Reviewing your choices on a regular basis, ensures that you are taking advantage of the continually evolving AWS Cloud. Monitoring ensures that you are aware of any deviance from expected performance. Make trade-offs in your architecture to improve performance, such as using compression or caching, or relaxing consistency requirements.
Consider the following design principles for cost optimization:
- Implement cloud financial management: To achieve financial success and accelerate business value realization in the cloud, you must invest in Cloud Financial Management. Your organization must dedicate the necessary time and resources for building capability in this new domain of technology and usage management. Similar to your Security or Operations capability, you need to build capability through knowledge building, programs, resources, and processes to help you become a cost efficient organization.
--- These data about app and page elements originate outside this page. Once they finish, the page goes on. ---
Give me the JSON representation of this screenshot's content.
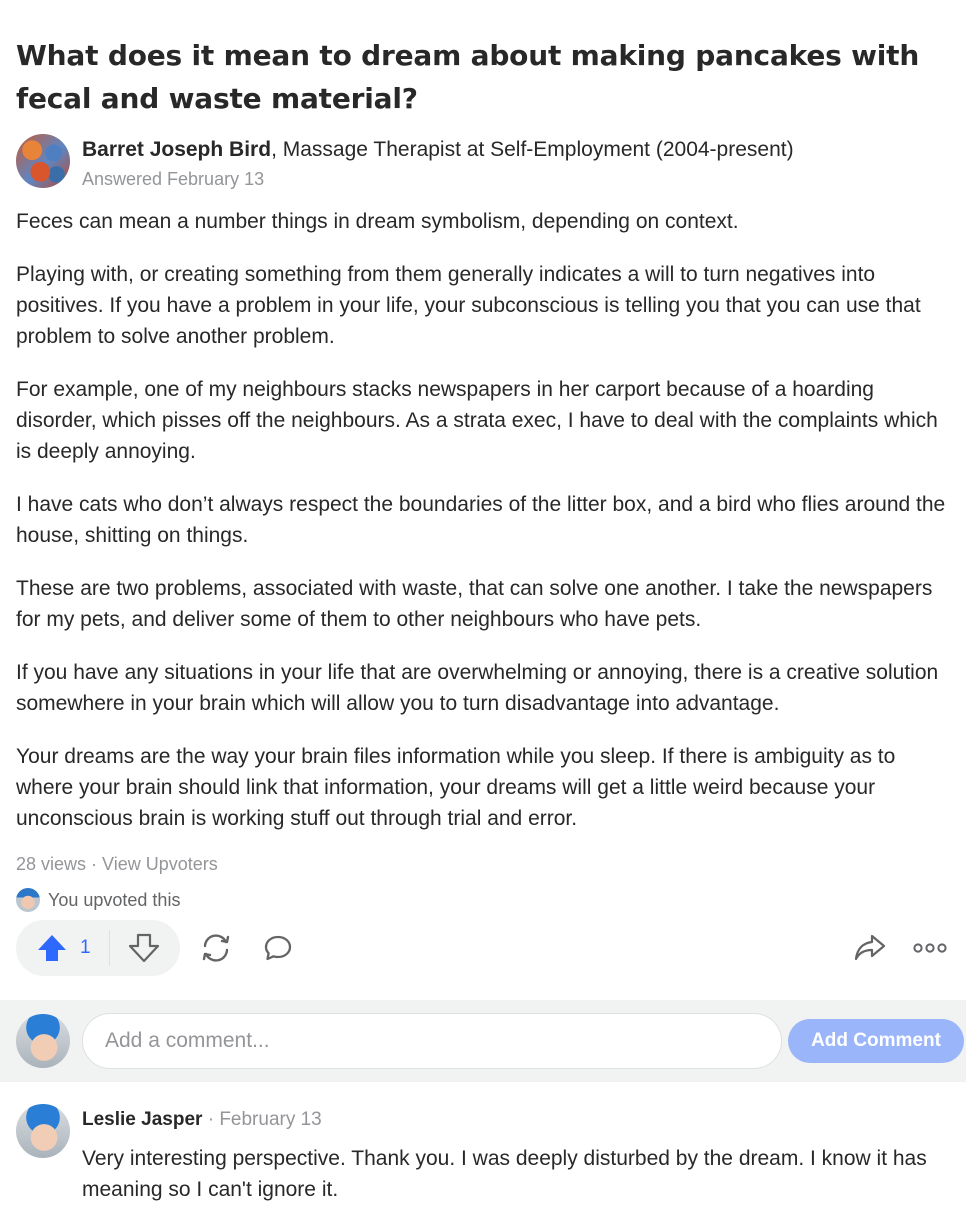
{
  "question": {
    "title": "What does it mean to dream about making pancakes with fecal and waste material?"
  },
  "answer": {
    "author_name": "Barret Joseph Bird",
    "author_credential": ", Massage Therapist at Self-Employment (2004-present)",
    "answered_date": "Answered February 13",
    "paragraphs": [
      "Feces can mean a number things in dream symbolism, depending on context.",
      "Playing with, or creating something from them generally indicates a will to turn negatives into positives. If you have a problem in your life, your subconscious is telling you that you can use that problem to solve another problem.",
      "For example, one of my neighbours stacks newspapers in her carport because of a hoarding disorder, which pisses off the neighbours. As a strata exec, I have to deal with the complaints which is deeply annoying.",
      "I have cats who don’t always respect the boundaries of the litter box, and a bird who flies around the house, shitting on things.",
      "These are two problems, associated with waste, that can solve one another. I take the newspapers for my pets, and deliver some of them to other neighbours who have pets.",
      "If you have any situations in your life that are overwhelming or annoying, there is a creative solution somewhere in your brain which will allow you to turn disadvantage into advantage.",
      "Your dreams are the way your brain files information while you sleep. If there is ambiguity as to where your brain should link that information, your dreams will get a little weird because your unconscious brain is working stuff out through trial and error."
    ],
    "views": "28 views",
    "separator": " · ",
    "view_upvoters": "View Upvoters",
    "upvoted_text": "You upvoted this",
    "upvote_count": "1"
  },
  "icons": {
    "upvote": "arrow-up-icon",
    "downvote": "arrow-down-icon",
    "share": "reshare-icon",
    "comment": "comment-bubble-icon",
    "forward": "share-arrow-icon",
    "more": "more-dots-icon"
  },
  "colors": {
    "accent": "#2e69ff",
    "button_disabled": "#9bb5fb",
    "muted": "#939598",
    "bar_bg": "#f1f2f2"
  },
  "comment_box": {
    "placeholder": "Add a comment...",
    "button_label": "Add Comment"
  },
  "comments": [
    {
      "author": "Leslie Jasper",
      "separator": " · ",
      "date": "February 13",
      "text": "Very interesting perspective. Thank you. I was deeply disturbed by the dream. I know it has meaning so I can't ignore it."
    }
  ]
}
- Adopt a consumption model: Pay only for the computing resources you consume, and increase or decrease usage depending on business requirements. For example, development and test environments are typically only used for eight hours a day during the work week. You can stop these resources when they’re not in use for a potential cost savings of 75% (40 hours versus 168 hours).
- Measure overall efficiency: Measure the business output of the workload and the costs associated with delivery. Use this data to understand the gains you make from increasing output, increasing functionality, and reducing cost.
- Stop spending money on undifferentiated heavy lifting: AWS does the heavy lifting of data center operations like racking, stacking, and powering servers. It also removes the operational burden of managing operating systems and applications with managed services. This allows you to focus on your customers and business projects rather than on IT infrastructure.
- Analyze and attribute expenditure: The cloud makes it easier to accurately identify the cost and usage of workloads, which then allows transparent attribution of IT costs to revenue streams and individual workload owners. This helps measure return on investment (ROI) and gives workload owners an opportunity to optimize their resources and reduce costs.
There are five focus areas for cost optimization in the cloud:
- Practice Cloud Financial Management
- Expenditure and usage awareness
- Cost-effective resources
- Manage demand and supplying resources
- Optimize over time
Similar to the other pillars within the Well-Architected Framework, there are trade-offs to consider for cost optimization. For example, whether to optimize for speed-to-market, or for cost. In some cases, it’s best to optimize for speed—going to market quickly, shipping new features, or meeting a deadline—rather than investing in upfront cost optimization.
Design decisions are sometimes directed by haste rather than data, and the temptation always exists to overcompensate, rather than spend time benchmarking for the most cost-optimal deployment. Overcompensation can lead to over-provisioned and under-optimized deployments. However, it may be a reasonable choice if you must “lift and shift” resources from your on-premises environment to the cloud and then optimize afterwards.
Investing the right amount of effort in a cost optimization strategy up front allows you to realize the economic benefits of the cloud more readily by ensuring a consistent adherence to best practices and avoiding unnecessary over provisioning. The following sections provide techniques and best practices for the initial and ongoing implementation of Cloud Financial Management and cost optimization for your workloads.